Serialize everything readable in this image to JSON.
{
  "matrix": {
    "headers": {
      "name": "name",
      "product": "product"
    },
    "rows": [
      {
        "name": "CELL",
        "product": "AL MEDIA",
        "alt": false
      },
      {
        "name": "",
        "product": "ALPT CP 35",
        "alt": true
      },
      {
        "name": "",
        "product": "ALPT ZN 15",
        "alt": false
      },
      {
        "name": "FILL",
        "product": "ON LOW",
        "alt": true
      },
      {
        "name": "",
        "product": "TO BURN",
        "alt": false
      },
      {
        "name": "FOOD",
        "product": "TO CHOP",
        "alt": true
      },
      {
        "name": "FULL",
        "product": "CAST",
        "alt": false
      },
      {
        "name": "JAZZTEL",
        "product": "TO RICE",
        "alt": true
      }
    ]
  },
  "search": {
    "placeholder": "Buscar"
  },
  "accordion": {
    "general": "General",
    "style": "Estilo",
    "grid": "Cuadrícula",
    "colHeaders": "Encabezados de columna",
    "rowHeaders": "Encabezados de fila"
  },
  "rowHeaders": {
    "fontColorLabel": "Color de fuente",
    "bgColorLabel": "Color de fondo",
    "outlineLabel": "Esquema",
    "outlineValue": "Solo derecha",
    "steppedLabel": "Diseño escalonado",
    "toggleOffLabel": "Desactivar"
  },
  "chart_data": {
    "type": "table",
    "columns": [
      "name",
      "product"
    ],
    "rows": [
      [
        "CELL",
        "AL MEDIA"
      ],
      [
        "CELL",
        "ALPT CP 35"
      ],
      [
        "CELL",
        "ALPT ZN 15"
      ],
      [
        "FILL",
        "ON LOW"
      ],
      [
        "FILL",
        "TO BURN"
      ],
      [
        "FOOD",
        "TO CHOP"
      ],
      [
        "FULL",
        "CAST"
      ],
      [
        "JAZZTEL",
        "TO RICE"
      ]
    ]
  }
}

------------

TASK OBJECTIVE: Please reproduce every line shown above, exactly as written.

TASK SOLUTION:
Serialize everything readable in this image to JSON.
{
  "matrix": {
    "headers": {
      "name": "name",
      "product": "product"
    },
    "rows": [
      {
        "name": "CELL",
        "product": "AL MEDIA",
        "alt": false
      },
      {
        "name": "",
        "product": "ALPT CP 35",
        "alt": true
      },
      {
        "name": "",
        "product": "ALPT ZN 15",
        "alt": false
      },
      {
        "name": "FILL",
        "product": "ON LOW",
        "alt": true
      },
      {
        "name": "",
        "product": "TO BURN",
        "alt": false
      },
      {
        "name": "FOOD",
        "product": "TO CHOP",
        "alt": true
      },
      {
        "name": "FULL",
        "product": "CAST",
        "alt": false
      },
      {
        "name": "JAZZTEL",
        "product": "TO RICE",
        "alt": true
      }
    ]
  },
  "search": {
    "placeholder": "Buscar"
  },
  "accordion": {
    "general": "General",
    "style": "Estilo",
    "grid": "Cuadrícula",
    "colHeaders": "Encabezados de columna",
    "rowHeaders": "Encabezados de fila"
  },
  "rowHeaders": {
    "fontColorLabel": "Color de fuente",
    "bgColorLabel": "Color de fondo",
    "outlineLabel": "Esquema",
    "outlineValue": "Solo derecha",
    "steppedLabel": "Diseño escalonado",
    "toggleOffLabel": "Desactivar"
  },
  "chart_data": {
    "type": "table",
    "columns": [
      "name",
      "product"
    ],
    "rows": [
      [
        "CELL",
        "AL MEDIA"
      ],
      [
        "CELL",
        "ALPT CP 35"
      ],
      [
        "CELL",
        "ALPT ZN 15"
      ],
      [
        "FILL",
        "ON LOW"
      ],
      [
        "FILL",
        "TO BURN"
      ],
      [
        "FOOD",
        "TO CHOP"
      ],
      [
        "FULL",
        "CAST"
      ],
      [
        "JAZZTEL",
        "TO RICE"
      ]
    ]
  }
}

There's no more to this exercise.